May we suggest

News / March 26, 2020

News Roundup: COVID-19 Impact Continues to Be Felt

Papier Art Fair has been moved to June, there are layoffs at the Banff Centre and Glenbow Museum, and other postponements. Plus: updates on new spaces in Calgary and Halifax
The Banff Centre for Arts and Creativity. Photo: Paul Zizka. The Banff Centre for Arts and Creativity. Photo: Paul Zizka.

COVID-19-related news. Papier Art Fair in Montreal has shifted its dates. Previously due to take place in April, the fair will now run June 18 to 21, 2020. The Banff Centre has laid off 400 staff temporarily due to the pandemic, and the Glenbow Museum in Calgary announced temporary layoffs of more than 80 per cent of its staff.
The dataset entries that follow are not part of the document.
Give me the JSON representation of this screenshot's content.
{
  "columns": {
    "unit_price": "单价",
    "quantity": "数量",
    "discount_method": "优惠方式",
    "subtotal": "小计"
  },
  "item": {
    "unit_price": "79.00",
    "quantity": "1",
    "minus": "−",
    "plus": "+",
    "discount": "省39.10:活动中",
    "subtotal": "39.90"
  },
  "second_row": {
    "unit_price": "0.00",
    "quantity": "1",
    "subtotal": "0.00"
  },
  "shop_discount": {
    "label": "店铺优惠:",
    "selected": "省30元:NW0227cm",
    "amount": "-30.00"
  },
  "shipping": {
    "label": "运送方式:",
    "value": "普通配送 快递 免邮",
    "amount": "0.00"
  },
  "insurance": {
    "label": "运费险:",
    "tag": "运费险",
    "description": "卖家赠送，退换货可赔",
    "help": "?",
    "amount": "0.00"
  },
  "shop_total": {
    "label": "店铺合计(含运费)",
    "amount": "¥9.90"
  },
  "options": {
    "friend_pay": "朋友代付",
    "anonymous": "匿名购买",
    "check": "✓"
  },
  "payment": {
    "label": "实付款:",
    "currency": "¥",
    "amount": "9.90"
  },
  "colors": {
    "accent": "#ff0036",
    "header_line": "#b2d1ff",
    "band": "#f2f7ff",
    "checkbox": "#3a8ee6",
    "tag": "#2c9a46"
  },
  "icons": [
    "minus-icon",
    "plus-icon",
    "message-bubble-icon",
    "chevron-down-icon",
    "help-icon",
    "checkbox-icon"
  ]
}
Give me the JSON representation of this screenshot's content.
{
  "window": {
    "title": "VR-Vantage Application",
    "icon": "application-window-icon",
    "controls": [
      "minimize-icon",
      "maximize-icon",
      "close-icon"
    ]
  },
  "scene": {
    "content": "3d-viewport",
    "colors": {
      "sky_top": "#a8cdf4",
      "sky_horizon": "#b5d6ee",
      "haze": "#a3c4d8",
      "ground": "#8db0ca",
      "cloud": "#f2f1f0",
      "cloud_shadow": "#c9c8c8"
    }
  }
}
Mexican-Canadian artist Rafael Lozano-Hemmer, who recently received international attention for his installations at the US–Mexico border, has tested positive for coronavirus. Across Canada, most galleries remain closed to the public, with some moving programming online. The Inside Out Film Festival, previously scheduled for May, has been moved to October. (Akimbo, Globe and Mail, CBC Calgary, El Heraldo, Galleries West, Canadian Press)

Canadian artists contribute to Time’s 100 Women of the Year project. Blackfoot Dene artist Lauren Crazybull, who is based in Edmonton, created a portrait of Wilma Mankiller, the first female principal chief of the Cherokee Nation; artist Shana Wilson, also based in Edmonton, created a portrait of US Chief Justice Ruth Bader Ginsburg and another of former US First Lady Jacqueline Kennedy; Brooklyn-based Canadian artist Tim Okamura painted an image of author Toni Morrison; and Canadian illustrator Anita Kunz made a rendering of screenwriter Irna Phillips. (Edmonton Journal, Time, Time)

Is a National accessArts Centre in Canada’s—and Calgary’s—future? Indefinite Arts Centre in Calgary, which serves artists living with disabilities, is continuing to push ahead with a proposal for a “a completely accessible, purpose-built artist hub that would be the first of its kind in North America.” (Indefinite Arts Centre release, Global News, Indefinite Arts Centre Facebook)

An international design competition is underway for a new building for the Art Gallery of Nova Scotia. In a March 11 presentation before Halifax City Council, the AGNS’s CEO Nancy Noble said they hope to have waterfront gallery design complete by spring 2021. “The province has already committed $68 million and Ottawa has agreed to contribute $30 million. The art gallery plans to fundraise $25 million,” CBC reports, and the gallery has asked the city for $7 million. (CBC Nova Scotia, Daily Commercial News)